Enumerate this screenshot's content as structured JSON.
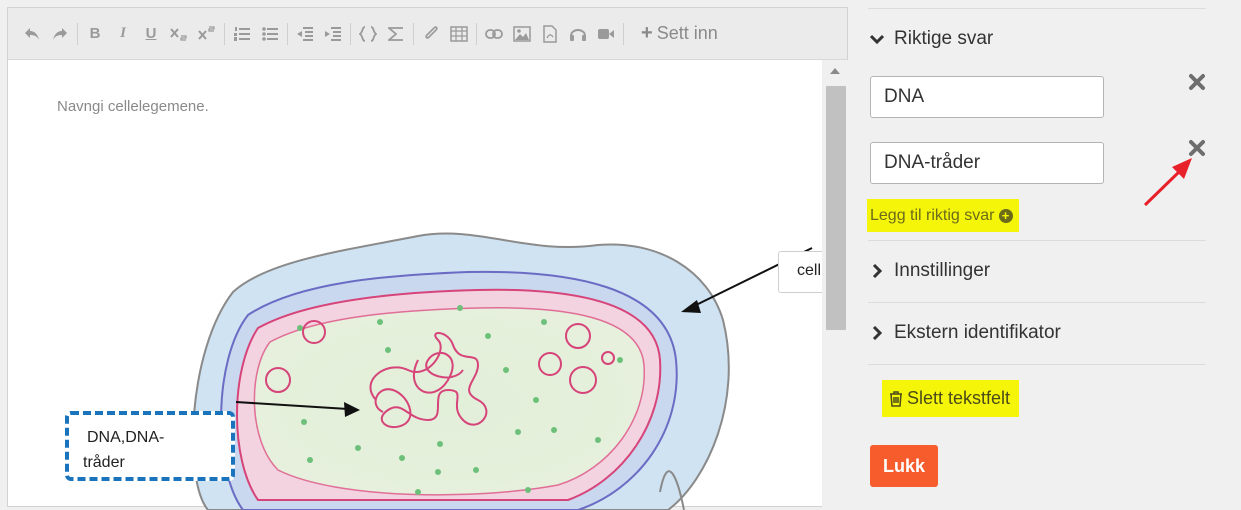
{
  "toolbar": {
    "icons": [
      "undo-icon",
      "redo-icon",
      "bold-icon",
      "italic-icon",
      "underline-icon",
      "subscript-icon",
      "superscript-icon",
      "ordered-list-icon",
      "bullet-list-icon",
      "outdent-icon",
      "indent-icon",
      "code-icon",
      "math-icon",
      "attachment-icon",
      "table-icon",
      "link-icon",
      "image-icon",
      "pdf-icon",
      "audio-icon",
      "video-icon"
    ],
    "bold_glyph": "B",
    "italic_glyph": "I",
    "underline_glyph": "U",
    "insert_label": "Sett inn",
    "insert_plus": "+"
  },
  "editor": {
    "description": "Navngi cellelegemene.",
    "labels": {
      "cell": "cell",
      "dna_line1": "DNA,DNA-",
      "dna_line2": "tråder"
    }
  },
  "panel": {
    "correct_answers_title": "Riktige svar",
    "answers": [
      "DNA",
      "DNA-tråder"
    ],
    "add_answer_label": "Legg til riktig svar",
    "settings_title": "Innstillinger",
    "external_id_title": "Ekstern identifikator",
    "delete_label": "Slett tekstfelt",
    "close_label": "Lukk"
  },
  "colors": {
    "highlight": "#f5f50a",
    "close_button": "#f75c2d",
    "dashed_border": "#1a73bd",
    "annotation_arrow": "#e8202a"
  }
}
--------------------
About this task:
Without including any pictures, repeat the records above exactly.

Output of the exercise:
Enumerate this screenshot's content as structured JSON.
{
  "toolbar": {
    "icons": [
      "undo-icon",
      "redo-icon",
      "bold-icon",
      "italic-icon",
      "underline-icon",
      "subscript-icon",
      "superscript-icon",
      "ordered-list-icon",
      "bullet-list-icon",
      "outdent-icon",
      "indent-icon",
      "code-icon",
      "math-icon",
      "attachment-icon",
      "table-icon",
      "link-icon",
      "image-icon",
      "pdf-icon",
      "audio-icon",
      "video-icon"
    ],
    "bold_glyph": "B",
    "italic_glyph": "I",
    "underline_glyph": "U",
    "insert_label": "Sett inn",
    "insert_plus": "+"
  },
  "editor": {
    "description": "Navngi cellelegemene.",
    "labels": {
      "cell": "cell",
      "dna_line1": "DNA,DNA-",
      "dna_line2": "tråder"
    }
  },
  "panel": {
    "correct_answers_title": "Riktige svar",
    "answers": [
      "DNA",
      "DNA-tråder"
    ],
    "add_answer_label": "Legg til riktig svar",
    "settings_title": "Innstillinger",
    "external_id_title": "Ekstern identifikator",
    "delete_label": "Slett tekstfelt",
    "close_label": "Lukk"
  },
  "colors": {
    "highlight": "#f5f50a",
    "close_button": "#f75c2d",
    "dashed_border": "#1a73bd",
    "annotation_arrow": "#e8202a"
  }
}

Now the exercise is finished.